The world has changed a lot since I was a teenager. We did not have social media. Facebook, Twitter, Pinterest, and Instagram did not exist. How could they? There was no platform for them. Not everyone had a computer in their home.
AND if anyone had a computer, they were not user-friendly! You did not simply push the on button and then click on an icon for whatever you wanted to use. You actually had to type the correct commands (or codes) to make it work. The commands themselves made no sense to me.
The Walkman hit retail stores in approximately 1980. It allowed you to take your favourite music tapes on the go with you. On the trains, jogging, outings – your music could go with you everywhere. Then came the Discman (I think) so that you could do exactly the same thing with CDs. Except, if you moved suddenly, the disc would jump – but it was all good.
The CD marked a transition from analogue technology to digital sound. The very first CD ever made was in mid-1982. This new technology went on to revolutionise the music entertainment industry.

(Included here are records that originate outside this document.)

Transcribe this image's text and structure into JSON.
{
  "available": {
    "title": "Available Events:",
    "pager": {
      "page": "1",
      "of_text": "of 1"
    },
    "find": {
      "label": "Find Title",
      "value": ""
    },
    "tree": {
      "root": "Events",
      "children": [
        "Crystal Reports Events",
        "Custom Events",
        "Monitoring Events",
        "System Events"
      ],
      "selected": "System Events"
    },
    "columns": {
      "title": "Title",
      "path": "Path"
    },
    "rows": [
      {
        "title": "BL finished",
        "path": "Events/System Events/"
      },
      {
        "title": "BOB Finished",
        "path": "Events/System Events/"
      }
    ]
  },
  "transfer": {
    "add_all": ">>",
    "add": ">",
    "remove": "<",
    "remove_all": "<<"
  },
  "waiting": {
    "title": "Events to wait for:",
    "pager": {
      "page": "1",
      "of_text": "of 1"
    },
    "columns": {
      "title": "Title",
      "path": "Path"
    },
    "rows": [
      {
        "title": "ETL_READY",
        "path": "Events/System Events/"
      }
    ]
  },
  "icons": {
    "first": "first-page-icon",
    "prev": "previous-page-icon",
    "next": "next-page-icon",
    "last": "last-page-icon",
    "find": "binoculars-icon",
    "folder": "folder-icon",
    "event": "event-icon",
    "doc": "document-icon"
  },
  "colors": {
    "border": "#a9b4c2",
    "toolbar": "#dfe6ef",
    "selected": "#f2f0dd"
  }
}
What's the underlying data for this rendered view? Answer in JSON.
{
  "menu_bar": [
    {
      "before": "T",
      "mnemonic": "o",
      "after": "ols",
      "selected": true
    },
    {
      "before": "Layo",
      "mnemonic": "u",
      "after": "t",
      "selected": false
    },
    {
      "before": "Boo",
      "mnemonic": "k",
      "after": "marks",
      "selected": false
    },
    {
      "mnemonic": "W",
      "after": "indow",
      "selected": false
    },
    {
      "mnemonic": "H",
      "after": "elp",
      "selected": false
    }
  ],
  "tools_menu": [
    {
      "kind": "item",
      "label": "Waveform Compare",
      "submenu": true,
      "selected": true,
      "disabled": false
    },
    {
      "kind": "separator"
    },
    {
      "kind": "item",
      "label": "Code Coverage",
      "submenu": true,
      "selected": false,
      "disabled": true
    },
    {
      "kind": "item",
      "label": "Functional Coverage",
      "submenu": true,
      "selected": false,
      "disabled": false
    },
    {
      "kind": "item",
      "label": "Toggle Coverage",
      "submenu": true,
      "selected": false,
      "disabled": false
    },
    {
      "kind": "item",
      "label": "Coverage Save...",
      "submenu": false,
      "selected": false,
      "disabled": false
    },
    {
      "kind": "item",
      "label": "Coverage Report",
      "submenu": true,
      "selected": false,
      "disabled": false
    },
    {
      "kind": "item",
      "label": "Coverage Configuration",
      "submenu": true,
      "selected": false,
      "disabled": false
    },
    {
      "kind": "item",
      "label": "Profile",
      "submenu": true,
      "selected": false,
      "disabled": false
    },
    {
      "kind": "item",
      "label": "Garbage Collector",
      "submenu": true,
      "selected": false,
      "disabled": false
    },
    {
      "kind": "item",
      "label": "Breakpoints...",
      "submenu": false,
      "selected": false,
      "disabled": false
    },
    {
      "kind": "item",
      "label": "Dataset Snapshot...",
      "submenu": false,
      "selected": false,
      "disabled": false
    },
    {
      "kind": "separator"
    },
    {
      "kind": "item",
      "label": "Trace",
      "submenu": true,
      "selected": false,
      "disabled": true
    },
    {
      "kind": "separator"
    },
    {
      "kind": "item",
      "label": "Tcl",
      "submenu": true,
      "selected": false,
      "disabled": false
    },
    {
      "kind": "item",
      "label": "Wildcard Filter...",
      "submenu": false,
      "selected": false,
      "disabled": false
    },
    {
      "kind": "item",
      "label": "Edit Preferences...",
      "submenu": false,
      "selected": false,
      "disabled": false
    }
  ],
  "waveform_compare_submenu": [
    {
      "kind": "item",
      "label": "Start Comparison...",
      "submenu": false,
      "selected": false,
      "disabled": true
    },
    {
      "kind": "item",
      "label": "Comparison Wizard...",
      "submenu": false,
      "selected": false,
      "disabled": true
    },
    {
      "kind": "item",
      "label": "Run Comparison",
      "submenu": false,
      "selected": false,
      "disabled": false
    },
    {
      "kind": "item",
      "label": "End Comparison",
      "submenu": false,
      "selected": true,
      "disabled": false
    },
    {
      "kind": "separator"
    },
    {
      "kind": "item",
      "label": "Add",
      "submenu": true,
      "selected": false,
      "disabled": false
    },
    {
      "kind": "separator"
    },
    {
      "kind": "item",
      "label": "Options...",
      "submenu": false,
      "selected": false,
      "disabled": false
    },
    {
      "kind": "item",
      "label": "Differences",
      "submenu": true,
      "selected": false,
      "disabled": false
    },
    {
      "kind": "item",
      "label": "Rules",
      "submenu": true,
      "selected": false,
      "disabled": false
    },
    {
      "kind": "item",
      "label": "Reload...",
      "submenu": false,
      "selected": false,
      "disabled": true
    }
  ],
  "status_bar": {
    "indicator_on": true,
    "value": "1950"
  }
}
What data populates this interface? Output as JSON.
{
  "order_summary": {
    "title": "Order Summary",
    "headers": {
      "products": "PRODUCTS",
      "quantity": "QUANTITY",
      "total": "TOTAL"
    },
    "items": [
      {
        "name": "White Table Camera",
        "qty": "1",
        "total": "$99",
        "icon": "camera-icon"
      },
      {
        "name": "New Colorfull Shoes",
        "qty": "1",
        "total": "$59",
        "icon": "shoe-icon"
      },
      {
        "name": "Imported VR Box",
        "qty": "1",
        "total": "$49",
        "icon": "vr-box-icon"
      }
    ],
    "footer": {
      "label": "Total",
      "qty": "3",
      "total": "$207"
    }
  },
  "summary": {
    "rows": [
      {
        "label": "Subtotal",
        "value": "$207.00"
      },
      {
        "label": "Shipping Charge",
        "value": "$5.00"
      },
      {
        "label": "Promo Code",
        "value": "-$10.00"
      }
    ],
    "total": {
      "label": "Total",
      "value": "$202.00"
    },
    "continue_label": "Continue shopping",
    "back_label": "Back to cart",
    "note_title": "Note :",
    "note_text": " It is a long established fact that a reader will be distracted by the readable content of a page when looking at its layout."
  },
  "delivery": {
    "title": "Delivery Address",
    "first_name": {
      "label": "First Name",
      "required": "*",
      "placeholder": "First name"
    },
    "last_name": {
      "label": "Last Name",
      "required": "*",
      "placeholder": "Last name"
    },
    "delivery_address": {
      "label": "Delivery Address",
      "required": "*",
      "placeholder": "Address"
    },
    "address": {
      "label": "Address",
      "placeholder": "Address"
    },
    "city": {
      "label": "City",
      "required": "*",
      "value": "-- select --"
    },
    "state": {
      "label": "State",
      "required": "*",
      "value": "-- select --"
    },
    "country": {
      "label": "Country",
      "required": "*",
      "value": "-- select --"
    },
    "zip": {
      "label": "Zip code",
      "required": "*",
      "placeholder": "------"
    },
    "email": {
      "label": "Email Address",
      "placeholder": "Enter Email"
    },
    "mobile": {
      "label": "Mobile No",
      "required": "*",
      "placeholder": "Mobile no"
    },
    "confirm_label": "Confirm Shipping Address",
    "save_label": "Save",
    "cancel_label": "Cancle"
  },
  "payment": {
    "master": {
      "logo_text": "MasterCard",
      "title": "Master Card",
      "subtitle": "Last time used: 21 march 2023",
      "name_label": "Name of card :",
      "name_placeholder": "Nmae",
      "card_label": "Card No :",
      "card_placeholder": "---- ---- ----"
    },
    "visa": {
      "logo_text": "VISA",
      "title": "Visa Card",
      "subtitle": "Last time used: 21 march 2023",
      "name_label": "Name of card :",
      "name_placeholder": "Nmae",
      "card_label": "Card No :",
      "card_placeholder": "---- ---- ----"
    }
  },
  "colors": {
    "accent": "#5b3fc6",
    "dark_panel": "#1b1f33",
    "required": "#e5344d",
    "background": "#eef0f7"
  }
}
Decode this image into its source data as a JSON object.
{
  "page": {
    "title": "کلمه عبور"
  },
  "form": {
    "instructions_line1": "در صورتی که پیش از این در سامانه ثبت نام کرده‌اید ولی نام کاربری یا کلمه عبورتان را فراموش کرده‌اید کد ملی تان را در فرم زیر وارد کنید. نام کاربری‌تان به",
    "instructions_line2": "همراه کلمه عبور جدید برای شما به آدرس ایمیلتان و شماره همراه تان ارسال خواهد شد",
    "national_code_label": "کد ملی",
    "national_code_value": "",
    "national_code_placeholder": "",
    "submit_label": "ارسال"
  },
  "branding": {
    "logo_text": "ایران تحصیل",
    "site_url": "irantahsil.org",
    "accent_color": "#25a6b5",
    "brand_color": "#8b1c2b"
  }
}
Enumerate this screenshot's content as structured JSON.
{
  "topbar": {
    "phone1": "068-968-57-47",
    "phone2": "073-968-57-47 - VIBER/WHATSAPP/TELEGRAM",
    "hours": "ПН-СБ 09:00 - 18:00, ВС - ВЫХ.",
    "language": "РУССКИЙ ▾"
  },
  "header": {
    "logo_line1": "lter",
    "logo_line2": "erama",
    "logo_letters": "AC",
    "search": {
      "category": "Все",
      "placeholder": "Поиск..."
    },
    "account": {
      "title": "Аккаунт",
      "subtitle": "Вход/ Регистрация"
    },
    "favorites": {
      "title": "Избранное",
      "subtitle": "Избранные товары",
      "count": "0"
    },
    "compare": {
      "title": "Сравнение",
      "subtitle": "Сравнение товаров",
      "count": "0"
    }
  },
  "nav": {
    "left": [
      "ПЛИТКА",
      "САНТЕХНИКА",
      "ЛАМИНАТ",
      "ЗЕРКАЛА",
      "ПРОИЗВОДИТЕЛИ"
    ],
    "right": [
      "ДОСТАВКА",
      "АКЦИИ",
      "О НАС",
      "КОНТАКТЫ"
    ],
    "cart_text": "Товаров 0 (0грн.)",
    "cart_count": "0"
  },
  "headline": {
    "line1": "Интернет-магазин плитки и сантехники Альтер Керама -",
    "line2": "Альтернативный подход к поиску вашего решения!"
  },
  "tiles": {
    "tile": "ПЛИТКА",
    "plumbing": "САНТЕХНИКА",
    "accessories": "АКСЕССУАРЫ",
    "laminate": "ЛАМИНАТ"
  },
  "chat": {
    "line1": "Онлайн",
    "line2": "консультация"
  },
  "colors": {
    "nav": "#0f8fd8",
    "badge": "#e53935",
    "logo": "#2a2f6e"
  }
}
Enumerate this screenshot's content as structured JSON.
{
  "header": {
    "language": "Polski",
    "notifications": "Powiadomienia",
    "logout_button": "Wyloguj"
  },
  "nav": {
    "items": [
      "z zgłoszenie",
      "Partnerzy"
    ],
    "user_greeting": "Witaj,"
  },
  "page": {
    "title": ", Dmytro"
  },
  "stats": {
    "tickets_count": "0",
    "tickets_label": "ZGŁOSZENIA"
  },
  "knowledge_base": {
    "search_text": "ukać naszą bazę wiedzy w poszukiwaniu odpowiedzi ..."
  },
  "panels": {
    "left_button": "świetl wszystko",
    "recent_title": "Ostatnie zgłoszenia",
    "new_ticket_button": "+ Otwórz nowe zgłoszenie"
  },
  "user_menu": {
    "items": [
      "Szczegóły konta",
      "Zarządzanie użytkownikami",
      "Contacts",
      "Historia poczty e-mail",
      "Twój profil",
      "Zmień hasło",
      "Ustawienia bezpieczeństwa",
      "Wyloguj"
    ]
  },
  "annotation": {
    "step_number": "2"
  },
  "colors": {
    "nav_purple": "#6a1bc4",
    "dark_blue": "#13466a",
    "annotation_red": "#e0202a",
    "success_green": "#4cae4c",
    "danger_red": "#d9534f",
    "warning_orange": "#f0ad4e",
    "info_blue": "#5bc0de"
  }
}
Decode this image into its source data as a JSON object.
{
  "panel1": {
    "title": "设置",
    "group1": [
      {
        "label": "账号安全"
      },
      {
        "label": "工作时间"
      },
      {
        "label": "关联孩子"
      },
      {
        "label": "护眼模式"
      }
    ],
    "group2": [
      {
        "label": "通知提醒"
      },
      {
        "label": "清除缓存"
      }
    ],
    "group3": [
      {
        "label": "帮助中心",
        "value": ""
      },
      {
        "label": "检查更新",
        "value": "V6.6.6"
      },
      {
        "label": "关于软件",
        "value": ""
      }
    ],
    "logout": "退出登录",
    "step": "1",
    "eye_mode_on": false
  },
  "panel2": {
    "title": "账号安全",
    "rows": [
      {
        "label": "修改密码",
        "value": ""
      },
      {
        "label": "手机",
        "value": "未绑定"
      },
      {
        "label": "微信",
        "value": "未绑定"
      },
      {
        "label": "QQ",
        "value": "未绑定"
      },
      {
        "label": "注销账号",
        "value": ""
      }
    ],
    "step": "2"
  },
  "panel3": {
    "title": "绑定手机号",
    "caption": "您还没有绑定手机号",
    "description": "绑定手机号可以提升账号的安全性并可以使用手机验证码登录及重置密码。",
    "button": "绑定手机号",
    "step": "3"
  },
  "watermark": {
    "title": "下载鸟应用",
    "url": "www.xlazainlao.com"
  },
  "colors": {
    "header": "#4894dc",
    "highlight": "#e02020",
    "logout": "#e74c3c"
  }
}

We did not have mobile phones. We did not have answering machines either. For those that may be too young to understand that term ‘answering machine’, it is the equivalent to voicemail except it was attached to your land-line (the phone at home attached by a cord to a telephone outlet in the wall) so you could access audio messages once you returned home. Prior to that, the population lived in ignorant bliss that anyone had in fact tried to contact them. The answering machine slowly and quite subtly started to change our lifestyle.
By Norbert Schnitzler – Own work, CC BY-SA 3.0
Answering machines became popular around about the mid-1980s. It was quite exciting to be able to say to someone, “you can leave a message on my answer machine.” It showed that you were ‘modern’ and also that you could afford the new technology. It was quite a breakthrough. Then, the first thing that would happen every time you returned home from somewhere – anywhere – you would check if there were any messages. If there was a message, a little red light would be flashing. It would be so exciting! Of course, if there was no message, you might feel a little disappointed. You then started to realise that perhaps some people might be lying to you when they said that they called, especially when they said there had been no answer.
“At 10.42am on February 23, 1987, the then Minister for Communications, Michael Duffy, made the first official call using an analogue mobile phone.” http://www.amta.org.au/articles/amta/Mobile.telecommunications.come.of.age.in.Australia
I bought my first mobile phone in 1990. It was a Nokia. When I received my first bill, hooley dooley! I almost died! It was somewhere in the vicinity of $1,000. That is a lot of money! Especially back then (and still today). It was quite a buzz to be able to say, “You can also have my mobile number”. I was young – what can I say. I was recently married, and my husband was into technology. Mobile phones back then, could not be used whilst charging the battery. In actual fact, you needed 2 batteries so that while one was charging (generally overnight) you could still use the phone. My first husband was an ‘early adaptor’ for all the wrong reasons. Yes, he liked technology, but what he liked more than anything else was to have more things than what his brother had (who was 10 years his senior) and also better things then what his brother had. The competition between the two of them was so stupid and so immature. But I digress.
Colour television arrived in Australia in 1975, by the time the 1980s arrived, it became all about excess. Don’t forget that we also had the VHS recorders then. We could program our favourite shows to record while we were out socialising.
Television stations were starting to transmit for longer during the days, and in some cases, 24 hours a day. You could work all day, party hard at night and then crash in front of the television before passing out from exhaustion. You could watch the 1 or possibly the 2 shows you recorded on your VHS player. Although quite often you would miss the beginning or the ending of a show because you had to manually set the timer on the recorder.
I had some good times and so very bad times during the decade. To me, in hindsight, the 1980’s is an era responsible for so much. There is nothing wrong with the music though, contrary to what some people say. But the decade sprouted so much technology. We all embraced that technology and craved for more. “How did we ever live without it?” The extreme growth of this technology since that time seems to now, possibly, be damaging or even destroying our humanity, our humility, our self-worth – except the music, there is nothing wrong with the music) and our ability to communicate and socialise – in real life not hiding behind anonymity. The 1980s was definitely a turning point for society.